XBLIG Review: Puzzle Cubicle – A Real Work Puzzle

Puzzle Cubicle by Geek Mode Games is a jigsaw puzzle game with frustrating aspects, but aptly delivers several thought inducing conundrums. The game’s greatest faults are with its presentation and its unwavering flexibility on answers.


In Puzzle Cubicle, you need to move pieces on a board to create a pre-determined image that you do not know in an effort to create cubicles. The game utilizes walls and different color cubicles to create various sizes and shapes, including a heart. The pieces can rotate and move around to create the desired image. To help you on your journey is a little guide in the bottom left corner, which is a layout of the grid you are working on. The guide gives you the restrictions of the puzzle and tells you where certain pieces need to be placed, as well as where pieces can not be placed.

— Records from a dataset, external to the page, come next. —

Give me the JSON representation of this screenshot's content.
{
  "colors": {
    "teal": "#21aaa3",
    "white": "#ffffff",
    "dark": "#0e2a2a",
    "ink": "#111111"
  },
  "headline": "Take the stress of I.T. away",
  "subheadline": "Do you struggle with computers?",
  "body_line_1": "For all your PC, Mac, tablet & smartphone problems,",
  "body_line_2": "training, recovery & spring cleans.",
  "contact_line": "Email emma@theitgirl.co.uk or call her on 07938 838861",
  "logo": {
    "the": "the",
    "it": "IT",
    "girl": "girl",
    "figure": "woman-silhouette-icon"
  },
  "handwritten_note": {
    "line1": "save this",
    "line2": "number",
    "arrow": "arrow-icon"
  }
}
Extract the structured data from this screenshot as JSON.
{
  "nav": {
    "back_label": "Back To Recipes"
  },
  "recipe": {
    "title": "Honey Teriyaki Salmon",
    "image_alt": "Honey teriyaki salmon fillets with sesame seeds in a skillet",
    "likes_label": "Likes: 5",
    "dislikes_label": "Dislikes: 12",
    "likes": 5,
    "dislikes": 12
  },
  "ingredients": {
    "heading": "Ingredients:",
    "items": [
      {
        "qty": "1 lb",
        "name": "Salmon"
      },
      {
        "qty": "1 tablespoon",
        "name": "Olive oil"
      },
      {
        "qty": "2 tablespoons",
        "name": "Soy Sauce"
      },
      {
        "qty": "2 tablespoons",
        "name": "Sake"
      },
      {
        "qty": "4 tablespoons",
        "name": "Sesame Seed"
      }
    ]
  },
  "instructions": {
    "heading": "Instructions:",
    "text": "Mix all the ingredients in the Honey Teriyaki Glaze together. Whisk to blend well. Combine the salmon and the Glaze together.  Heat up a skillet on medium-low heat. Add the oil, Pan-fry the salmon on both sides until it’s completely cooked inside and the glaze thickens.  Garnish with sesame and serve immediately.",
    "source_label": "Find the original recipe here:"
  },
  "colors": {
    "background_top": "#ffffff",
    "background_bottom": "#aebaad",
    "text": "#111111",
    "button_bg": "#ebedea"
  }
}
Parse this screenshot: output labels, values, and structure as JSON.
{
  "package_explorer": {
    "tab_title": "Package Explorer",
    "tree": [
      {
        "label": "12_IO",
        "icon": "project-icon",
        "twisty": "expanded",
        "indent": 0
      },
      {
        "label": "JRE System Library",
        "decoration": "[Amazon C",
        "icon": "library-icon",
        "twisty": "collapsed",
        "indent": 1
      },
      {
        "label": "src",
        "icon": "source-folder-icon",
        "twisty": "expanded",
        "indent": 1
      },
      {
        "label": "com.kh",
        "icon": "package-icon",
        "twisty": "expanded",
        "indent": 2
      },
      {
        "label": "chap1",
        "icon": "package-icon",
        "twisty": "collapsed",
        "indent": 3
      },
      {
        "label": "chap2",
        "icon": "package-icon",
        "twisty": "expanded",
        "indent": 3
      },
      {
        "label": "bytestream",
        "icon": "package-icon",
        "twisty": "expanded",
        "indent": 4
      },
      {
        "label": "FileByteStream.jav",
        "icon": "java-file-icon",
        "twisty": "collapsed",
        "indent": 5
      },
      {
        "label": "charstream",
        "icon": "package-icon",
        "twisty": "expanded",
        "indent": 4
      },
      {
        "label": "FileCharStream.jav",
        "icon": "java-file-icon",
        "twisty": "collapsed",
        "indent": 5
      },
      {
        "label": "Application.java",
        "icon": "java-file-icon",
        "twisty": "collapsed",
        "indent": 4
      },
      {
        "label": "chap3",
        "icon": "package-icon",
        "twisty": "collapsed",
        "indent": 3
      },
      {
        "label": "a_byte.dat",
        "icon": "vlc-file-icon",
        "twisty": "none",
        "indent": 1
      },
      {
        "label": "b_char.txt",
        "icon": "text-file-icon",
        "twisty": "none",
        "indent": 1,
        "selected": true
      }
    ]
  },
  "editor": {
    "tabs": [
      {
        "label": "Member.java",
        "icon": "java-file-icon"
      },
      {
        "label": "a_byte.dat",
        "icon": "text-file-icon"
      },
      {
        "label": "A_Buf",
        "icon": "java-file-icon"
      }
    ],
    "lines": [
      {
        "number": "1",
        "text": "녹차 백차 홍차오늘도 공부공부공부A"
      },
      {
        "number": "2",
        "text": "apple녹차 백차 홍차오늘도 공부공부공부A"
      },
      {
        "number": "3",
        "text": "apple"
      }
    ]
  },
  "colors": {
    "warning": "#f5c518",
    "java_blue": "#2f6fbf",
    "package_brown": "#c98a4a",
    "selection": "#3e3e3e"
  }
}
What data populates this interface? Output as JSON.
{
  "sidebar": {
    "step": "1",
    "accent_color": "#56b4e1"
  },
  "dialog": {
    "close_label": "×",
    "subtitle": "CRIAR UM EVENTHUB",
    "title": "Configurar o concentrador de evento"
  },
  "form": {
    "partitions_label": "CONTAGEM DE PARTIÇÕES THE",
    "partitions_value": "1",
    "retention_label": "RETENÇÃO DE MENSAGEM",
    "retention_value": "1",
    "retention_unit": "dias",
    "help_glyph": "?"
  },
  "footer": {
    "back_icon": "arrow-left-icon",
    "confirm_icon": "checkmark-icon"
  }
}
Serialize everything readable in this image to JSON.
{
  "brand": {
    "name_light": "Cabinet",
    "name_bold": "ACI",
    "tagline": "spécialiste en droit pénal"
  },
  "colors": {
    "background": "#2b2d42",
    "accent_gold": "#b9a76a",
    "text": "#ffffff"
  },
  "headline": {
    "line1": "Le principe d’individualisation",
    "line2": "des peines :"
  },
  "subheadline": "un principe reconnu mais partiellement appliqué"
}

The game falters right out of the gate. For those individuals who like to jump right into a game, you will probably be better off. If you decide to read the rules of the game, you are apt to be more confused when you start Puzzle Cubicle up. This wouldn’t be a problem if Puzzle did not oversell itself as matching corridors and what not and just called itself a jigsaw puzzle, because that is what it is. The game’s quasi-helpful instructions can help a little, but you may still need to watch the trailer or some game play to fully understand how to play, until you finally realize it is just a jigsaw puzzle. Once you understand the premise and the controls, the game is fairly straight forward. The one nagging annoyance in the menu beyond the rules is that to select the next puzzle to the left or right, you must press up or down and keep pressing vertical directions to progress to different puzzles.


Another frustration is the color scheme of several facets of game play. When you are selecting different color cubicle pieces the color of the piece changes. The highlighted gray and purple cubicles look exactly the same, so you will have to move back and forth between tiles to make sure tiles are lined up properly and keep a close mental tab on each color when moving and rotating pieces. Additionally, the restriction guide can cause headaches. When the guide has open spaces, those spaces are a slightly different blue from the background of the puzzle. This can easily cause you to ignore the open spaces and sit around a few minutes wondering why the game did not accept your answer. This becomes less of an issue in the later levels as the entire board is typically used.

Puzzle also gets a slight grievance for its pieces that need are required to be in certain spots. Some puzzles require certain pieces to be in certain places. It would be great if the game just put those pieces where they were supposed to be. It would speed up the process as well as provide a better frame of reference for the puzzle. Another great option would be to allow the player to sort of freeze a piece in place if a certain button was placed so it would not be accidently moved and force the player to back track. Additionally, an undo option would be great as well, especially when you are trying to work with certain fronts of the puzzle.


The puzzle is also archaic in its distinction of a correct answer. Some set ups allow for multiple answers, and yet you must have the answer the game deems correct to win the puzzle. This is overwhelmingly troublesome for some puzzles, but not a deal-breaker. Just think of it as another opportunity to solve the same puzzle twice in a different way.


The game does allow you to pick and choose what levels you want to play. This is great for people that want a challenge right off the bat since they can go straight to the harder puzzles, or for people that want variety and go from easy to medium to easy to hard and right back to easy. The added bonus for puzzle-mongers is most of the puzzles are deemed medium or hard in difficulty, so much of the title is beyond simple tasks that could easily make the likely purchaser bored. However, if you like to compare your smarts to others based on how quickly you can complete a puzzle, the in-game timer does not stop when you pause the game.

Another drawback is the title has no replay ability. Once you figure out a puzzle, you already know the answer and can’t really play it again. You could come back a few days, weeks or months later and hope you forgot the solution, but you are likely to remember at least a little bit of the answer to something you spent 10 to 20 minutes trying to figure out.


Despite all its drawbacks and its presentation flaws, Puzzle Cubicle accomplishes what it sets out to do. It is a puzzle game that forces you to analyze and think, and Puzzle Cubicle has that in spades. The cost of the game is comparable to the little word search puzzle books found in grocery story end caps, and you are likely to get the same amount of time out of it, albeit with much more difficult puzzles.


Final Rating: 6/10


CBR Break Down:

Console Played On: XBLIG

Time to completion: 1 – 20 minutes per puzzle

Gamer Score Earned: N/A

Price Bought at: A code was provided by Geek Mode Games

Current Price: 80 Microsoft Points ($1)

Recommend Purchase Price: 80 Microsoft Points ($1)

Why you should buy it: If you love puzzle games and need a fix.

Why you shouldn’t buy it: If you hate stimulating your brain, and/ or puzzles, on a console, or if you are color blind.


About Steve Lesniewski

Steve lives in Chicago and recently graduated from the University of Illinois. He has been fascinated with video games since his ninth birthday when he received a Gameboy Color and Pokemon Blue. He loves following sports and cheers win or lose for the Bears, Bulls and the Fighting Illini, who include the 2012 men’s gymnastic national champs as well as the 2011 women’s volleyball national runner-up.